The data below should be repeated exactly and in full.

Data excerpts:
--- START ---

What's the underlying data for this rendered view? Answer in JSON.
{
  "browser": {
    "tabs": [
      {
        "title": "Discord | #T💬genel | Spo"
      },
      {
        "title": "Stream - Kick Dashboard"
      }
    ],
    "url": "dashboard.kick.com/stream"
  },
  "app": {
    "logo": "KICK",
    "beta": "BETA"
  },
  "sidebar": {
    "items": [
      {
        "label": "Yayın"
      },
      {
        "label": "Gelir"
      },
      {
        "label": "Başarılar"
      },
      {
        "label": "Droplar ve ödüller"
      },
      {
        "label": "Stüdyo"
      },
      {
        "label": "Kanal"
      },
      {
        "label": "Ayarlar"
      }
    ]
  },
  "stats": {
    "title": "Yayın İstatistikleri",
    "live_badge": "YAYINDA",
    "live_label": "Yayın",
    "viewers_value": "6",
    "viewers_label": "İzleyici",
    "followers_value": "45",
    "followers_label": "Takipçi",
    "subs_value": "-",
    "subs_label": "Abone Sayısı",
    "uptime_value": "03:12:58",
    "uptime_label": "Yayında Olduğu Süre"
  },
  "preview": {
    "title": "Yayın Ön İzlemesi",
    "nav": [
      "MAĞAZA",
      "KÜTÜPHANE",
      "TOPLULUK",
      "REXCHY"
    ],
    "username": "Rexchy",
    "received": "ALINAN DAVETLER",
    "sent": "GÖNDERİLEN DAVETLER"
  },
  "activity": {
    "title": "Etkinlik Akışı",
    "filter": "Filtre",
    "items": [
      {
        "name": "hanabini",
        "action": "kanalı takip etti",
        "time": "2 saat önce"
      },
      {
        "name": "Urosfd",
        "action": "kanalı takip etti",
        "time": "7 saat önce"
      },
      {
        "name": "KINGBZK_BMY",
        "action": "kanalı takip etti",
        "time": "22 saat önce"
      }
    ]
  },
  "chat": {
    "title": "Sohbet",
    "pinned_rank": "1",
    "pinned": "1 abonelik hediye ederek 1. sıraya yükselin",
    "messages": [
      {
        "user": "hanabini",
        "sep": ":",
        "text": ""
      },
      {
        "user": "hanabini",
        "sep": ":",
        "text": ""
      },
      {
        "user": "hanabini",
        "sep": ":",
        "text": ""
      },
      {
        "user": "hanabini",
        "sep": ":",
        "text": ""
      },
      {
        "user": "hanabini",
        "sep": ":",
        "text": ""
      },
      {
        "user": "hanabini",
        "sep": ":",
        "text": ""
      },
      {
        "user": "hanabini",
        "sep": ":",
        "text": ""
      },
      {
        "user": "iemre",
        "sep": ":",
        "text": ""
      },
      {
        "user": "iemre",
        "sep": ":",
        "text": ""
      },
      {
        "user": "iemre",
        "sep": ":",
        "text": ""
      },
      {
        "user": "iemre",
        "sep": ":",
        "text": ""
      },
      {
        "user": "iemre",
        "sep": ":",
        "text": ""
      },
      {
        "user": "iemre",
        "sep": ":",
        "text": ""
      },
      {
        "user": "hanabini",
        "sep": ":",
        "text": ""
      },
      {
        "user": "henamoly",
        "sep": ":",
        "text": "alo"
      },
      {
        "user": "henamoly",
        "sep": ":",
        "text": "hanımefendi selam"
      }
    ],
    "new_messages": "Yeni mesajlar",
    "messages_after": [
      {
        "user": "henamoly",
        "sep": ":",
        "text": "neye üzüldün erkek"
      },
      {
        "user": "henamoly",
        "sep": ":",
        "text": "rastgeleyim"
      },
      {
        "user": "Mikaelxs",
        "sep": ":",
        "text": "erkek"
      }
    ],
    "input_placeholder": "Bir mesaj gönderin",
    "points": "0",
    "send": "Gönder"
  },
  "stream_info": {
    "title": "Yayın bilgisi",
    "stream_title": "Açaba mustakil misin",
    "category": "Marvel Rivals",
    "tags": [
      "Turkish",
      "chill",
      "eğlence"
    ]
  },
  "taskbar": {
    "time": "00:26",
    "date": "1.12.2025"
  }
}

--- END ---

SOLUTION TO THE EXERCISE:
What's the underlying data for this rendered view? Answer in JSON.
{
  "browser": {
    "tabs": [
      {
        "title": "Discord | #T💬genel | Spo"
      },
      {
        "title": "Stream - Kick Dashboard"
      }
    ],
    "url": "dashboard.kick.com/stream"
  },
  "app": {
    "logo": "KICK",
    "beta": "BETA"
  },
  "sidebar": {
    "items": [
      {
        "label": "Yayın"
      },
      {
        "label": "Gelir"
      },
      {
        "label": "Başarılar"
      },
      {
        "label": "Droplar ve ödüller"
      },
      {
        "label": "Stüdyo"
      },
      {
        "label": "Kanal"
      },
      {
        "label": "Ayarlar"
      }
    ]
  },
  "stats": {
    "title": "Yayın İstatistikleri",
    "live_badge": "YAYINDA",
    "live_label": "Yayın",
    "viewers_value": "6",
    "viewers_label": "İzleyici",
    "followers_value": "45",
    "followers_label": "Takipçi",
    "subs_value": "-",
    "subs_label": "Abone Sayısı",
    "uptime_value": "03:12:58",
    "uptime_label": "Yayında Olduğu Süre"
  },
  "preview": {
    "title": "Yayın Ön İzlemesi",
    "nav": [
      "MAĞAZA",
      "KÜTÜPHANE",
      "TOPLULUK",
      "REXCHY"
    ],
    "username": "Rexchy",
    "received": "ALINAN DAVETLER",
    "sent": "GÖNDERİLEN DAVETLER"
  },
  "activity": {
    "title": "Etkinlik Akışı",
    "filter": "Filtre",
    "items": [
      {
        "name": "hanabini",
        "action": "kanalı takip etti",
        "time": "2 saat önce"
      },
      {
        "name": "Urosfd",
        "action": "kanalı takip etti",
        "time": "7 saat önce"
      },
      {
        "name": "KINGBZK_BMY",
        "action": "kanalı takip etti",
        "time": "22 saat önce"
      }
    ]
  },
  "chat": {
    "title": "Sohbet",
    "pinned_rank": "1",
    "pinned": "1 abonelik hediye ederek 1. sıraya yükselin",
    "messages": [
      {
        "user": "hanabini",
        "sep": ":",
        "text": ""
      },
      {
        "user": "hanabini",
        "sep": ":",
        "text": ""
      },
      {
        "user": "hanabini",
        "sep": ":",
        "text": ""
      },
      {
        "user": "hanabini",
        "sep": ":",
        "text": ""
      },
      {
        "user": "hanabini",
        "sep": ":",
        "text": ""
      },
      {
        "user": "hanabini",
        "sep": ":",
        "text": ""
      },
      {
        "user": "hanabini",
        "sep": ":",
        "text": ""
      },
      {
        "user": "iemre",
        "sep": ":",
        "text": ""
      },
      {
        "user": "iemre",
        "sep": ":",
        "text": ""
      },
      {
        "user": "iemre",
        "sep": ":",
        "text": ""
      },
      {
        "user": "iemre",
        "sep": ":",
        "text": ""
      },
      {
        "user": "iemre",
        "sep": ":",
        "text": ""
      },
      {
        "user": "iemre",
        "sep": ":",
        "text": ""
      },
      {
        "user": "hanabini",
        "sep": ":",
        "text": ""
      },
      {
        "user": "henamoly",
        "sep": ":",
        "text": "alo"
      },
      {
        "user": "henamoly",
        "sep": ":",
        "text": "hanımefendi selam"
      }
    ],
    "new_messages": "Yeni mesajlar",
    "messages_after": [
      {
        "user": "henamoly",
        "sep": ":",
        "text": "neye üzüldün erkek"
      },
      {
        "user": "henamoly",
        "sep": ":",
        "text": "rastgeleyim"
      },
      {
        "user": "Mikaelxs",
        "sep": ":",
        "text": "erkek"
      }
    ],
    "input_placeholder": "Bir mesaj gönderin",
    "points": "0",
    "send": "Gönder"
  },
  "stream_info": {
    "title": "Yayın bilgisi",
    "stream_title": "Açaba mustakil misin",
    "category": "Marvel Rivals",
    "tags": [
      "Turkish",
      "chill",
      "eğlence"
    ]
  },
  "taskbar": {
    "time": "00:26",
    "date": "1.12.2025"
  }
}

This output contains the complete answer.